Records from a data source
********************

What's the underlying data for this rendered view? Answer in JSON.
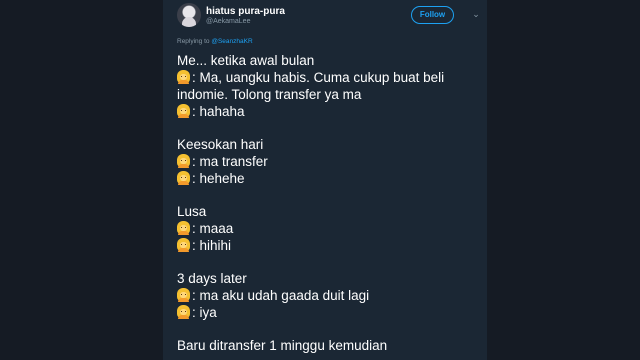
{
  "tweet": {
    "author": {
      "display_name": "hiatus pura-pura",
      "handle": "@AekamaLee"
    },
    "follow_label": "Follow",
    "reply_prefix": "Replying to",
    "reply_to": "@SeanzhaKR",
    "lines": [
      {
        "emoji": false,
        "text": "Me... ketika awal bulan"
      },
      {
        "emoji": true,
        "text": ": Ma, uangku habis. Cuma cukup buat beli"
      },
      {
        "emoji": false,
        "text": "indomie. Tolong transfer ya ma"
      },
      {
        "emoji": true,
        "text": ": hahaha"
      },
      {
        "emoji": false,
        "text": "Keesokan hari"
      },
      {
        "emoji": true,
        "text": ": ma transfer"
      },
      {
        "emoji": true,
        "text": ": hehehe"
      },
      {
        "emoji": false,
        "text": "Lusa"
      },
      {
        "emoji": true,
        "text": ": maaa"
      },
      {
        "emoji": true,
        "text": ": hihihi"
      },
      {
        "emoji": false,
        "text": "3 days later"
      },
      {
        "emoji": true,
        "text": ": ma aku udah gaada duit lagi"
      },
      {
        "emoji": true,
        "text": ": iya"
      },
      {
        "emoji": false,
        "text": "Baru ditransfer 1 minggu kemudian"
      }
    ],
    "emoji_name": "woman-emoji",
    "colors": {
      "background": "#1b2734",
      "accent": "#1da1f2",
      "muted": "#8899a6"
    }
  }
}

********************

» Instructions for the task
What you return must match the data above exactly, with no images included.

» Solution to this exercise
What's the underlying data for this rendered view? Answer in JSON.
{
  "tweet": {
    "author": {
      "display_name": "hiatus pura-pura",
      "handle": "@AekamaLee"
    },
    "follow_label": "Follow",
    "reply_prefix": "Replying to",
    "reply_to": "@SeanzhaKR",
    "lines": [
      {
        "emoji": false,
        "text": "Me... ketika awal bulan"
      },
      {
        "emoji": true,
        "text": ": Ma, uangku habis. Cuma cukup buat beli"
      },
      {
        "emoji": false,
        "text": "indomie. Tolong transfer ya ma"
      },
      {
        "emoji": true,
        "text": ": hahaha"
      },
      {
        "emoji": false,
        "text": "Keesokan hari"
      },
      {
        "emoji": true,
        "text": ": ma transfer"
      },
      {
        "emoji": true,
        "text": ": hehehe"
      },
      {
        "emoji": false,
        "text": "Lusa"
      },
      {
        "emoji": true,
        "text": ": maaa"
      },
      {
        "emoji": true,
        "text": ": hihihi"
      },
      {
        "emoji": false,
        "text": "3 days later"
      },
      {
        "emoji": true,
        "text": ": ma aku udah gaada duit lagi"
      },
      {
        "emoji": true,
        "text": ": iya"
      },
      {
        "emoji": false,
        "text": "Baru ditransfer 1 minggu kemudian"
      }
    ],
    "emoji_name": "woman-emoji",
    "colors": {
      "background": "#1b2734",
      "accent": "#1da1f2",
      "muted": "#8899a6"
    }
  }
}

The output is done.